There is an interesting controversy raging in the multiple sclerosis (MS) world that reflects many of the issues we discuss at science-based medicine. Dr. Paolo Zamboni, and Italian vascular surgeon, has now published a series of studies claiming that patients with clinically defined MS have various patterns of chronic cerebrospinal venous insufficiency (CCSVI). Further Dr. Zamboni believes CCSVI is a major cause...

/ August 11, 2010
Elton John, "I'm Still Standing"

The price of opposing medical pseudoscience

When quacks can’t answer with science (which is most commonly), they fall back on their favorite ad hominem attack. They call their critics “pharma shills.” Then they try to silence them by almost any means they view as necessary. Those means can include attempts to get critics fired by going to their bosses and falsely accusing them of serious misdeeds. Dr. Gorski...

/ June 28, 2010

The genetics of autism

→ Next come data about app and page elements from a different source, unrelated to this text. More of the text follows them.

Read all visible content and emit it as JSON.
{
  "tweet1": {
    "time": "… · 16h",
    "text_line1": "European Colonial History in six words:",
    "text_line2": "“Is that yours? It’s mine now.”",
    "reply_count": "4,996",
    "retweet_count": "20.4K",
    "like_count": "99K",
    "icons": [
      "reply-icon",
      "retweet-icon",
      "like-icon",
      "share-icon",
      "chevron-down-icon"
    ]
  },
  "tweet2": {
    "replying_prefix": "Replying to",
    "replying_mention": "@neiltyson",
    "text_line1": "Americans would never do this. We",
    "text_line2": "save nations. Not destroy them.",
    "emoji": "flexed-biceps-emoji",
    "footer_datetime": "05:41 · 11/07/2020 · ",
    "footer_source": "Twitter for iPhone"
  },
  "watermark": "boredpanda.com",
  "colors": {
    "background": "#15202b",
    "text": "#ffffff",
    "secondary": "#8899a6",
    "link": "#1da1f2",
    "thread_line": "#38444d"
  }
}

Autism and autism spectrum disorders (ASDs) actually represent a rather large continuum of conditions that range from very severe neurodevelopmental delay and abnormalities to the relatively mild. In severe cases, the child is nonverbal and displays a fairly well-characterized set of behaviors, including repetitive behaviors such as “stimming” (for example, hand flapping, making sounds, head rolling, and body rocking.), restricted behavior and...

/ June 14, 2010
Pills

In which Dr. Gorski once again finds himself a target of the “pharma shill” gambit

When quacks can't answer with science (which is most commonly), they fall back on their favorite ad hominem attack. They call their critics "pharma shills." Then they try to silence them by almost any means they view as necessary.

/ June 14, 2010

Certainty versus knowledge in medicine

I don’t want knowledge. I want certainty! — David Bowie, from Law (Earthlings on Fire) If there’s a trait among humans that seems universal, it appears to be an unquenchable thirst for certainty. It is likely to be a major force that drives people into the arms of religion, even radical religions that have clearly irrational views, such as the idea that...

/ June 7, 2010